Yes, let me quote what our so-called 'education guru' Pamela Snow said, ‘Reading (and its corollary, writing) is a human contrivance that has existed for only approximately 6,000 years (Snow, 2016). This recency of reading as a human skill is important, because 6,000 years is a mere blink in evolutionary terms, and the human brain has not developed specialized neural pathways to support a skill that is widely agreed to be essential to successful living in first-world developed economies and to the social and economic trajectories of developing nations.’
What a stupid statement to make! What
an insult to the human mind! This woman blocked me because she could not answer questions I asked.
Our brains have an innate ability to learn to read. Read my post found here.
There is yet another issue that requires our attention. If learning to read appears to be complex and a daunting task, the question is, for whom? Though cognitive researchers may see reading as a complex process, young children usually do not. They see reading as mysterious when done by others, such as parents and older siblings. However, they see it as doable and they want to do it for themselves. Of course, they may begin to think of it as difficult and complex if they are told that it is, so to suggest to the young child that reading is really hard serves no useful purpose. They may also begin to think of reading as difficult if they are not successful with the instruction they receive or are made to feel they are not doing well. But their initial response to reading is ordinarily eager, open, and confident.
As I have said numerous times, kids who find reading difficult are instructional casualties (A word coined by Dr.Reid Lyon). They are kids who have been confused by wrong instructions by TV programmes and by teachers.
Children’s pattern-seeking brains are critical to their ability to learn language. Because of their capacity for detecting patterns, children are able to develop generalizations and infer the rules of how oral language works. It is the human brain’s capacity to detect and create patterns that make thinking and language learning possible. (See Mattson, 2014.) The same is true when they learn to read. Their development of oral language has primed them to infer the rules of print language by detecting patterns in the words, sentences and paragraphs they see on the page.
Yes, this is what I discovered by teaching my students. Children learn using patterns they have accumulated in their brains. I use these patterns to teach my students and have explained them in my book.
Rather than viewing learning to read inflexibly as either natural or unnatural—as if it must be one or the other—a more fruitful approach is to ask whether learning to read can be made a more natural learning process so that young learners will learn more easily.
Yes, if at all you want to teach phonics then teach the sounds represented by letters correctly. Do not teach the letters with extraneous sounds thus confusing them. This has been my mantra for more than a decade.
We return to our original question: Is learning to read an unnatural act? It is perhaps not as natural as learning to talk, although it appears to be just that for some children.
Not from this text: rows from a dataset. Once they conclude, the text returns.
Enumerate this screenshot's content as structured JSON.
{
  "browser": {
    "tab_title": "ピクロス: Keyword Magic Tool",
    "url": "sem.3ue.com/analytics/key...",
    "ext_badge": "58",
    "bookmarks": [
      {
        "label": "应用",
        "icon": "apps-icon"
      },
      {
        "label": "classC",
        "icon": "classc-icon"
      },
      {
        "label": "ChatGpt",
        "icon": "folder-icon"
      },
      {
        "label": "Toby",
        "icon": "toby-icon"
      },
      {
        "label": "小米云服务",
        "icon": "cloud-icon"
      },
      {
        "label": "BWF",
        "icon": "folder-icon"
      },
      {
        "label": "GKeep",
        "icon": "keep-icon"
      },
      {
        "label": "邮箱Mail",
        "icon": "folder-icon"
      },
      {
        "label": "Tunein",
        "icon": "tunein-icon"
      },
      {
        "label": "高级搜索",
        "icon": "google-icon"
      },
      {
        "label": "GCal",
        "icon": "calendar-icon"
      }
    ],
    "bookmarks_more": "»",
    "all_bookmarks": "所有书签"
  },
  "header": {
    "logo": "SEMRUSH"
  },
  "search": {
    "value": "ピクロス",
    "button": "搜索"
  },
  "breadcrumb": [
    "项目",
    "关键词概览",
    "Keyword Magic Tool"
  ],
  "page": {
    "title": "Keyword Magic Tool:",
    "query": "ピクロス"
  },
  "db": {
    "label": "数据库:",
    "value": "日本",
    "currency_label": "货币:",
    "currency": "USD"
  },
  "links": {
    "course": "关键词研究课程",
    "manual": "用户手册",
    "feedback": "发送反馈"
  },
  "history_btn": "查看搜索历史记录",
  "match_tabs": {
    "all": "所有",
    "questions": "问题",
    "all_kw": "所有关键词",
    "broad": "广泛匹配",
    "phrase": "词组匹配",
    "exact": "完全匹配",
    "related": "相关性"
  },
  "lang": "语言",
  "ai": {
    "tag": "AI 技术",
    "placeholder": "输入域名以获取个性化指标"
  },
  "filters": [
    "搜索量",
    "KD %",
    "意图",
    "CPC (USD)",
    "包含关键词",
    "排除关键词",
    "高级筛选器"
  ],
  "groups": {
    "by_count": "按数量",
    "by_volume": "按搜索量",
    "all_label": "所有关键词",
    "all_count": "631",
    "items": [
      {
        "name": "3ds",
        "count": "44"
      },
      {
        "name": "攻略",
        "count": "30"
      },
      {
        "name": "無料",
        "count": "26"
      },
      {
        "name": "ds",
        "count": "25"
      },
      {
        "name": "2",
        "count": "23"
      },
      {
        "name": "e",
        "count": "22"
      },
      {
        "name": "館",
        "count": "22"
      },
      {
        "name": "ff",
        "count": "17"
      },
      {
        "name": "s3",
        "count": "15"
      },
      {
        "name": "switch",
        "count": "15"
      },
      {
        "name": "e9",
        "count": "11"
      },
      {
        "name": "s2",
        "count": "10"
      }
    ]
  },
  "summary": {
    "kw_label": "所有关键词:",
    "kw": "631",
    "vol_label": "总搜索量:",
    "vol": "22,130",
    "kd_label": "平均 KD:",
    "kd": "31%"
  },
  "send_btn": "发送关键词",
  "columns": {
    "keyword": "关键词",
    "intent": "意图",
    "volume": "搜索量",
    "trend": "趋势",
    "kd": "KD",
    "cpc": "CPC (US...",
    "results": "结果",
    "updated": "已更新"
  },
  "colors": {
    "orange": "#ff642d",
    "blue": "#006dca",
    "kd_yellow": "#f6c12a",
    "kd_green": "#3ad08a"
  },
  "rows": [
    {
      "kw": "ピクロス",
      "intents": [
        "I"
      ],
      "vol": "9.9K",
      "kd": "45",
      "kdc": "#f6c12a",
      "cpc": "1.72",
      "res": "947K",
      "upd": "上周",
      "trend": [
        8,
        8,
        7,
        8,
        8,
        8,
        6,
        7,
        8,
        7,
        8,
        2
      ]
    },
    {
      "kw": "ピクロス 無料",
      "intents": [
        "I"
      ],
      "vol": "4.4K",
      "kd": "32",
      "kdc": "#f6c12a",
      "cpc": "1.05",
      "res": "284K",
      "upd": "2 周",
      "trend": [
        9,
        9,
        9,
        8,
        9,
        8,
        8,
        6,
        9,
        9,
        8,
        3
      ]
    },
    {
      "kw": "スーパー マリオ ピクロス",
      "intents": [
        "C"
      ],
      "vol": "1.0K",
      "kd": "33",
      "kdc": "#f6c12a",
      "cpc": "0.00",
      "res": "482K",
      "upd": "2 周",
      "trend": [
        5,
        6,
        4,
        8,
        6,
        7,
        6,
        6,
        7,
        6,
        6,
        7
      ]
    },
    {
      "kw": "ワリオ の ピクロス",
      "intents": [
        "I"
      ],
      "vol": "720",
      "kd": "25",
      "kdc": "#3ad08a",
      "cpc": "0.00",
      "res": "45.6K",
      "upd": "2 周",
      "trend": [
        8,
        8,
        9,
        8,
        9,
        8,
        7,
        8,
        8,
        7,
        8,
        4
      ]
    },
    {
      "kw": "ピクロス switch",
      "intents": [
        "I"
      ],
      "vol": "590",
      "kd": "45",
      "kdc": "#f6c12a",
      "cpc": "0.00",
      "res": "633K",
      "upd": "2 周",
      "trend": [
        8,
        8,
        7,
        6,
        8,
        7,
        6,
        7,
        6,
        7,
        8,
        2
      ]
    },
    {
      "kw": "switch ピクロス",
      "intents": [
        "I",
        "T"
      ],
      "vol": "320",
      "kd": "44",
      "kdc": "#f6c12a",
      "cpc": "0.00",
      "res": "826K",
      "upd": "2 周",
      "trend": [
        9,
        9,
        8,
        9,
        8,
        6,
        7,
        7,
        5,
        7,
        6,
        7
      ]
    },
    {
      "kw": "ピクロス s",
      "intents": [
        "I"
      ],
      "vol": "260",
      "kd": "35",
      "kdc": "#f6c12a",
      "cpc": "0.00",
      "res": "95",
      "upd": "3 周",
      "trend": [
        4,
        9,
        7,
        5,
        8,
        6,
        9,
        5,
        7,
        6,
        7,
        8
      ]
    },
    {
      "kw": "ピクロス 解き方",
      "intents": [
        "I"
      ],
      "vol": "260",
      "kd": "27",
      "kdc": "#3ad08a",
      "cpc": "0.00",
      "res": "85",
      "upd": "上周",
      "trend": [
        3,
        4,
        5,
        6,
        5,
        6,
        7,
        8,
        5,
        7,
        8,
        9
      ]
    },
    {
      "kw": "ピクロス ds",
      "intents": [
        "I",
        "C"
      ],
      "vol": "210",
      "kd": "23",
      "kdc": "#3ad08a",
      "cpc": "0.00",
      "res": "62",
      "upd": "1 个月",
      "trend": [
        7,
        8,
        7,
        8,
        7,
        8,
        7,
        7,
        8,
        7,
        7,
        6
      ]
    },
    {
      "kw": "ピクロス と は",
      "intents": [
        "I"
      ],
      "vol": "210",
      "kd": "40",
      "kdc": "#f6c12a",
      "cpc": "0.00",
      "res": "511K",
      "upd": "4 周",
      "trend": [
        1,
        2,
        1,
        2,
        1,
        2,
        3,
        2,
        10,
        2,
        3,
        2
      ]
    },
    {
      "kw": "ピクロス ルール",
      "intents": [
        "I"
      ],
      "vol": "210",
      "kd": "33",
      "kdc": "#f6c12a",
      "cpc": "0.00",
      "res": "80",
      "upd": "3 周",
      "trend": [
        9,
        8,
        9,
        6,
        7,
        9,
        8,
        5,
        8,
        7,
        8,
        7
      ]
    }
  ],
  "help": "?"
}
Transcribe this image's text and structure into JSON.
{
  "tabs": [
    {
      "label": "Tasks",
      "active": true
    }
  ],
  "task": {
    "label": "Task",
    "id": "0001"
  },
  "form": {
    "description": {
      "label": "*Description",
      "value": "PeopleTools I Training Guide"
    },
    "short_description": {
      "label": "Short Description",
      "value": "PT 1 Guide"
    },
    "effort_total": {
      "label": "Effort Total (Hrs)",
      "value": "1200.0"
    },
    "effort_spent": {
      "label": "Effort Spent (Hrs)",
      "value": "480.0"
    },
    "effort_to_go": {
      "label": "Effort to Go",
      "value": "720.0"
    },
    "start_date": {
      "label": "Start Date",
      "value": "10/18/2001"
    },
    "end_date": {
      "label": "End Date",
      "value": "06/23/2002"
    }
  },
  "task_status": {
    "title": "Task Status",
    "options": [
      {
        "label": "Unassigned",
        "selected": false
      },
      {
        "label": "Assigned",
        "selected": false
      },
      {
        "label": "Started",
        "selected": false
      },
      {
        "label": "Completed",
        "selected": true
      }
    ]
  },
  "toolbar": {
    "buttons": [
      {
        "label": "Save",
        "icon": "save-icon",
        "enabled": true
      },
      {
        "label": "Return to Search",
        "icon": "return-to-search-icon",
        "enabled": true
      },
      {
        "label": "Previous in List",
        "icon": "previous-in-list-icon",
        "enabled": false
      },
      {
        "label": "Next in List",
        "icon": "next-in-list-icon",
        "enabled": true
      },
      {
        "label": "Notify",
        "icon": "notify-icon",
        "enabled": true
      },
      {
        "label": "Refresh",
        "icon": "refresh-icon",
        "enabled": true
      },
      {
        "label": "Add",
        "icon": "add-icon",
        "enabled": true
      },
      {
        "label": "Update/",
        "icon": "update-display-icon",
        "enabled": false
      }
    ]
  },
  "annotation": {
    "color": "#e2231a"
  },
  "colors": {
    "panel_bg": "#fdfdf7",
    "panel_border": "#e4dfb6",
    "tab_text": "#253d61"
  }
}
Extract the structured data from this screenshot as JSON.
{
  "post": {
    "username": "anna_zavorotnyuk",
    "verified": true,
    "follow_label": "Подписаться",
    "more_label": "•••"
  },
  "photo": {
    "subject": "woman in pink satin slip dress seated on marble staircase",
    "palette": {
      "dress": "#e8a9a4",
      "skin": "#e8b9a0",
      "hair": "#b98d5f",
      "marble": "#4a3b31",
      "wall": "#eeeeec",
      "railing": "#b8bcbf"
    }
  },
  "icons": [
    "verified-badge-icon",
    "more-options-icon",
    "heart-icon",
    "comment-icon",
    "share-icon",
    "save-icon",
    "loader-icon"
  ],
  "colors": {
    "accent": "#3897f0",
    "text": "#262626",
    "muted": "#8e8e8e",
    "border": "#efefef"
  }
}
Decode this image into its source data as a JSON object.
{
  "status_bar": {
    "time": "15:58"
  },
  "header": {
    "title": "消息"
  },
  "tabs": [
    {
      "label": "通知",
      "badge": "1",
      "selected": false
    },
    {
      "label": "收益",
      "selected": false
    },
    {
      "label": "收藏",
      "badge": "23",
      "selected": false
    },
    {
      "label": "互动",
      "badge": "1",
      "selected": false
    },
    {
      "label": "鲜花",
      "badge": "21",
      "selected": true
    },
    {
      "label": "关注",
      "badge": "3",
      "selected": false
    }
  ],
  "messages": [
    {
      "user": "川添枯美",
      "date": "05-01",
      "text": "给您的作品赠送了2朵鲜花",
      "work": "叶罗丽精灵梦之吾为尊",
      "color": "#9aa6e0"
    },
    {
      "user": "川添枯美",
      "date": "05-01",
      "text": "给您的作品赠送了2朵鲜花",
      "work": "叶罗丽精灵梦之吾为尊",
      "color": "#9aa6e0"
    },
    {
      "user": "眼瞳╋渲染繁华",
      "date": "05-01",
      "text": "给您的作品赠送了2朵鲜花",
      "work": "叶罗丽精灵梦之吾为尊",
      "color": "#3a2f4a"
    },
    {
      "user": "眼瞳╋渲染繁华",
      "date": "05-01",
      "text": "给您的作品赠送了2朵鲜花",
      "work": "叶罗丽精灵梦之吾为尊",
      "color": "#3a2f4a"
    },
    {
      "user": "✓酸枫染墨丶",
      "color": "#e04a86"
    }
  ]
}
And sometimes teaching a child to read can be challenging. However, learning to read is not as unnatural as many contend…
Why does it appear to be natural for some children? It is probably because they have not been exposed to the wrong sounds represented by letters by TV programmes such as Baby TV and by play schools and kindergarten teachers who taught sounds represented by letters wrongly. It is probably because they were taught by their parents before they went to school.